Filed Under Hardin

Burlington Northern Depot, Hardin

Hardin Commercial Historic District

Hardin’s first railroad depot was moved from Fort Custer after being cut into small sections and transported by train over the Big Horn Bridge. That depot was expanded in 1909, but was deemed inadequate after the homestead boom dramatically increased freight and passenger traffic during the teens. Modeled on Burlington depots in Nebraska, the 1923 depot is a hollow clay tile structure with a brick and stucco veneer. The interior included a general waiting room, men’s waiting room, ticket office, and baggage and express room. Segregation was in effect in Hardin, and in addition to men’s and women’s bathrooms, there was a separate bathroom for Indians.

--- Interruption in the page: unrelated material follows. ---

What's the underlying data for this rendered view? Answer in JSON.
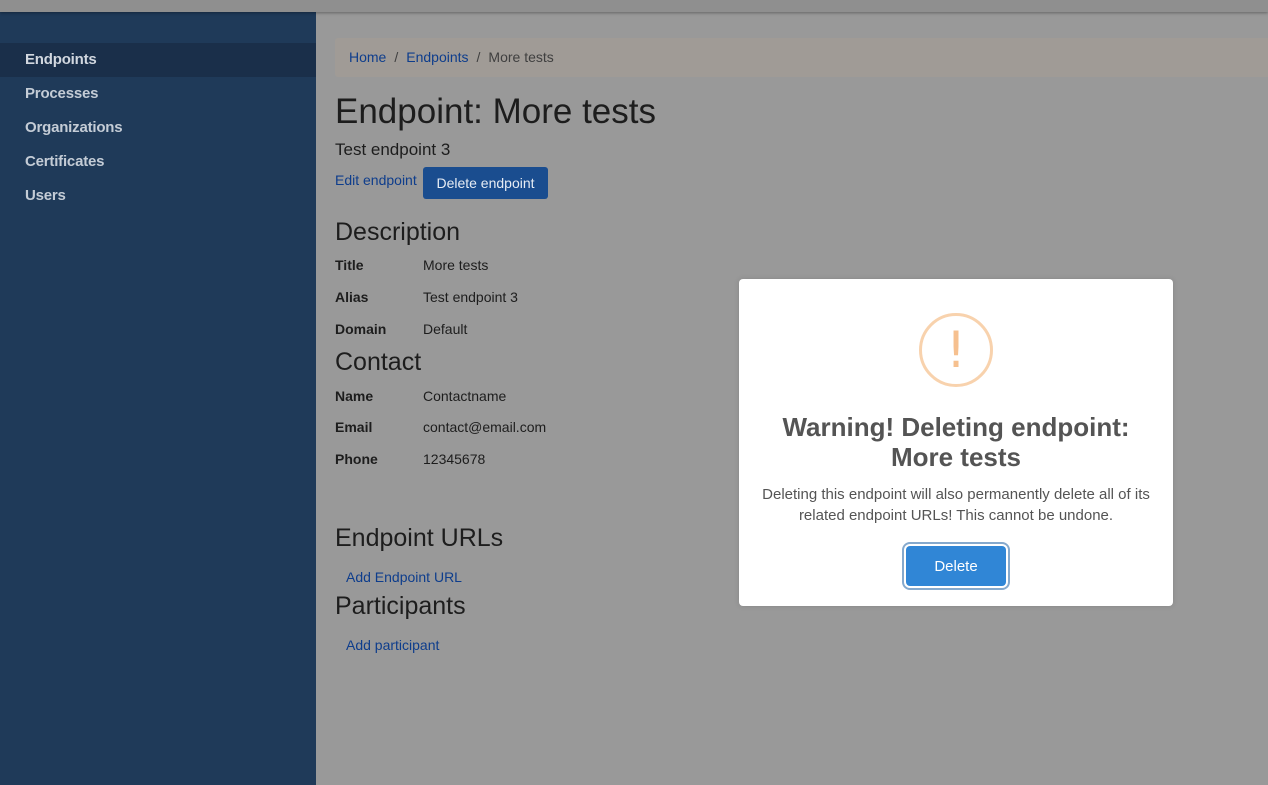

Like other depots, the back of the building (facing the town) is equally as prominent as the building’s front (facing the tracks). Declared by the Hardin Tribune to be “one of the best depots” for a city Hardin’s size “between the Missouri river and the coast,” the building, at an estimated $100,000 price tag, showed the railroad’s faith in Hardin’s future.


BN Depot
BN Depot BN Depot Commercial Dist., Multiple resources of Hardin Hardin, Montana Photographer: Fredric L. Quivik, RTI Date of Photo: July, 1984 Neg. at Montana SHPO View to the northeast Photo #12 (verso) b&w print Source: Official records of the Montana State Historic Preservation Office, Helena, Montana Creator: Fredric L. Quivik Date: July 1984


10 East Railway Street, Hardin, Montana | Public


The Montana National Register Sign Program, “Burlington Northern Depot, Hardin,” Historic Montana, accessed June 17, 2024,